DATASET EXCERPTS —
◇ ◇ ◇ ◇ ◇

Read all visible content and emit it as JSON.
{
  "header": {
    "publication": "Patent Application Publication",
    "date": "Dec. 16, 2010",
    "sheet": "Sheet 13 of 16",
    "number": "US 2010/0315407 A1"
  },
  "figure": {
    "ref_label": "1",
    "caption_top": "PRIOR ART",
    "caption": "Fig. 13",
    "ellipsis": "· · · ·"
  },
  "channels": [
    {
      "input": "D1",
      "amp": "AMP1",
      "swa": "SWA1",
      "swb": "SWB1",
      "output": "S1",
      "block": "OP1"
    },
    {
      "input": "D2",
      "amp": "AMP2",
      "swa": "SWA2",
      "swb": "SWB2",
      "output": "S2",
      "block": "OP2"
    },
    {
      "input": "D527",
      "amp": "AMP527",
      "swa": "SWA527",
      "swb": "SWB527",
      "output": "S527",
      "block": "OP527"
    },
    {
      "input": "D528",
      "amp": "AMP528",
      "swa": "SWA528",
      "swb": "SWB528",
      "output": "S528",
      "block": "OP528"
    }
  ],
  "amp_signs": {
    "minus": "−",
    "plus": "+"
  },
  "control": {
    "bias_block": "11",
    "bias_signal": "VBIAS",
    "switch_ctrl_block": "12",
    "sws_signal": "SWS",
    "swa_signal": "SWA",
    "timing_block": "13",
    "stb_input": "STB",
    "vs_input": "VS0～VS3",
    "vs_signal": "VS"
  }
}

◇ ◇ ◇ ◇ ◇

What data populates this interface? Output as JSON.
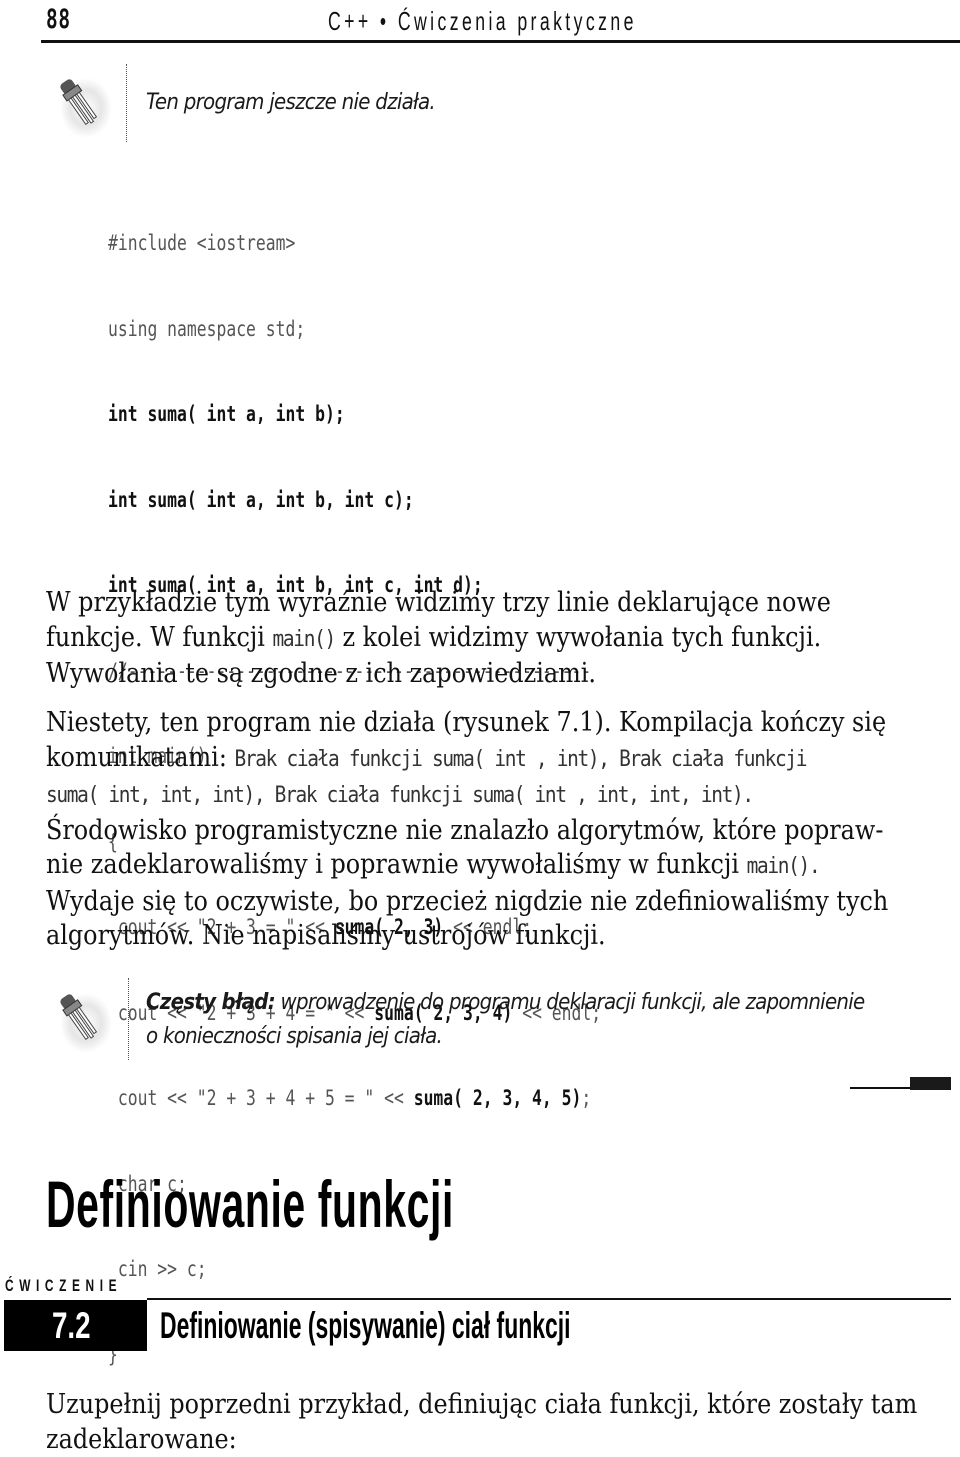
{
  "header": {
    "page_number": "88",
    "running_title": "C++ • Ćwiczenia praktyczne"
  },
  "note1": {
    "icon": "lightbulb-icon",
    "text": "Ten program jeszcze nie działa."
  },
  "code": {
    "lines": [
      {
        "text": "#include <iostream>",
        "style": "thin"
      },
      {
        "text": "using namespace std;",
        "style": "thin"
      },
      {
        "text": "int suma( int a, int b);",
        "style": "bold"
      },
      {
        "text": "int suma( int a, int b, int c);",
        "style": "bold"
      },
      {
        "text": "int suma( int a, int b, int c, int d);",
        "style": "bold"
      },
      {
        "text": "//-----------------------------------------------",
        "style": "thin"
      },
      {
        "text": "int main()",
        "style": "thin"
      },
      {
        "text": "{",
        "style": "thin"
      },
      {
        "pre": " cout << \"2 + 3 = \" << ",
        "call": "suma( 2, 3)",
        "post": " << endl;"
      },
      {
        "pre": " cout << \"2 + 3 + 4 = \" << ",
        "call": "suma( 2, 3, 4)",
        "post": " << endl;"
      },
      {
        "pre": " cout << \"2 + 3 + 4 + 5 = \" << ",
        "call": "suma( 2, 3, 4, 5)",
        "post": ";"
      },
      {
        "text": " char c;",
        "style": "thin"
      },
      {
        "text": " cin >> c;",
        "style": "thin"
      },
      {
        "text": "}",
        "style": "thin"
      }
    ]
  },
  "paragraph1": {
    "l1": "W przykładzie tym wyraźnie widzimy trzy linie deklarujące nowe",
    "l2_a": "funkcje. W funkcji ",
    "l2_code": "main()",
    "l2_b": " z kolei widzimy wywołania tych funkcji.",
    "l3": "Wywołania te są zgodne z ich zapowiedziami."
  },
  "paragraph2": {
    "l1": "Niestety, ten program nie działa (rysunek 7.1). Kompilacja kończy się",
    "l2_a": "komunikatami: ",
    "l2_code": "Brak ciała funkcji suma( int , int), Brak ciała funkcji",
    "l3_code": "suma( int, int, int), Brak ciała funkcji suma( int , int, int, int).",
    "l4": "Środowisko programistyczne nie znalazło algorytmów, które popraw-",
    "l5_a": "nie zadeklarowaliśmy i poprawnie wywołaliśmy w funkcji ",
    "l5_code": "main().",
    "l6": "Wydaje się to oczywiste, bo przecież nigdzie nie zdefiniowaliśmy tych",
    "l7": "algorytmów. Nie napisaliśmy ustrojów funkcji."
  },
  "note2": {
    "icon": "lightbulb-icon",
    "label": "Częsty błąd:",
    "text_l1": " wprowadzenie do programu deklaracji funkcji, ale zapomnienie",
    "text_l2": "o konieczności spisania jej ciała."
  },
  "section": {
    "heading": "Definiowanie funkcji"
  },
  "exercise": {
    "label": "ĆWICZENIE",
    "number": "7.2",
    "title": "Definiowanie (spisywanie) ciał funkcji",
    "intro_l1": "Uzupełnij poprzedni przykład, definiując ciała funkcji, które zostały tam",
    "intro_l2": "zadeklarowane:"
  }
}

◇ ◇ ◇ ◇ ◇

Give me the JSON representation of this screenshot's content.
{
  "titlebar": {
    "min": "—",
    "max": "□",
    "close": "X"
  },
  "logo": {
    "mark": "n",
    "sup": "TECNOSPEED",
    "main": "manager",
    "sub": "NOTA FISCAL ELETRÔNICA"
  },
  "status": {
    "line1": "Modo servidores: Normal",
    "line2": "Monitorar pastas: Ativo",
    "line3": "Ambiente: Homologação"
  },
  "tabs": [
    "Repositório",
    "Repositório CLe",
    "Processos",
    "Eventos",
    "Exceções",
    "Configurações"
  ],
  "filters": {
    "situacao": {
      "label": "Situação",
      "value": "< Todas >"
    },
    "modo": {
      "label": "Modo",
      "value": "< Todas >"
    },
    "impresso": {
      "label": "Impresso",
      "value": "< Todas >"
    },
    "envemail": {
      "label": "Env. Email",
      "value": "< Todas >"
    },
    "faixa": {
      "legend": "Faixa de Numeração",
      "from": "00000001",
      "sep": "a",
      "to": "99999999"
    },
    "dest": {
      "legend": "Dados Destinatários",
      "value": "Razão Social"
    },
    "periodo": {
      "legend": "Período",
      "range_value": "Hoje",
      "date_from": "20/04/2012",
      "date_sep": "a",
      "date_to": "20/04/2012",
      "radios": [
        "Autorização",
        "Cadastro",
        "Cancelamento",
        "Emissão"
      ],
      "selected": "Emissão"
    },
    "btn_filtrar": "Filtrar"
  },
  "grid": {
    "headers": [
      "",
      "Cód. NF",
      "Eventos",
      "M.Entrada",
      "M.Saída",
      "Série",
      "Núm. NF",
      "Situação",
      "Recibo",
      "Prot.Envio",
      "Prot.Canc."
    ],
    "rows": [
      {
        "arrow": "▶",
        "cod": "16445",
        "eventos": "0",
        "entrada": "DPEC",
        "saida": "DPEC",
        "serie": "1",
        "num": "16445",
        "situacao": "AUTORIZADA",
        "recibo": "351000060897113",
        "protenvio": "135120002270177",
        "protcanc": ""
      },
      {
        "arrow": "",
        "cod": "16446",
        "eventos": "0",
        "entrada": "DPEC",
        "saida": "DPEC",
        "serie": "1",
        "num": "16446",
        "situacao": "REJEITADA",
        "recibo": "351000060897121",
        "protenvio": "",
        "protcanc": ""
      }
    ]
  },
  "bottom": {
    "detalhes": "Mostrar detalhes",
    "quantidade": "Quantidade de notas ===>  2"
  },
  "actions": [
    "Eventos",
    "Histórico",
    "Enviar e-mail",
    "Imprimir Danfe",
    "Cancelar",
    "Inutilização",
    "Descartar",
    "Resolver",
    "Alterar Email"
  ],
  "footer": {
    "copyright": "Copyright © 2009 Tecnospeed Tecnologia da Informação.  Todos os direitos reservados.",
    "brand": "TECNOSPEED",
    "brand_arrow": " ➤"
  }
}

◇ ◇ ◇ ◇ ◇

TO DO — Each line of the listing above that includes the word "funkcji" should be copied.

FINAL ANSWER —
    "l2_a": "funkcje. W funkcji ",
    "l2_b": " z kolei widzimy wywołania tych funkcji.",
    "l2_code": "Brak ciała funkcji suma( int , int), Brak ciała funkcji",
    "l3_code": "suma( int, int, int), Brak ciała funkcji suma( int , int, int, int).",
    "l5_a": "nie zadeklarowaliśmy i poprawnie wywołaliśmy w funkcji ",
    "l7": "algorytmów. Nie napisaliśmy ustrojów funkcji."
    "text_l1": " wprowadzenie do programu deklaracji funkcji, ale zapomnienie",
    "heading": "Definiowanie funkcji"
    "title": "Definiowanie (spisywanie) ciał funkcji",
    "intro_l1": "Uzupełnij poprzedni przykład, definiując ciała funkcji, które zostały tam",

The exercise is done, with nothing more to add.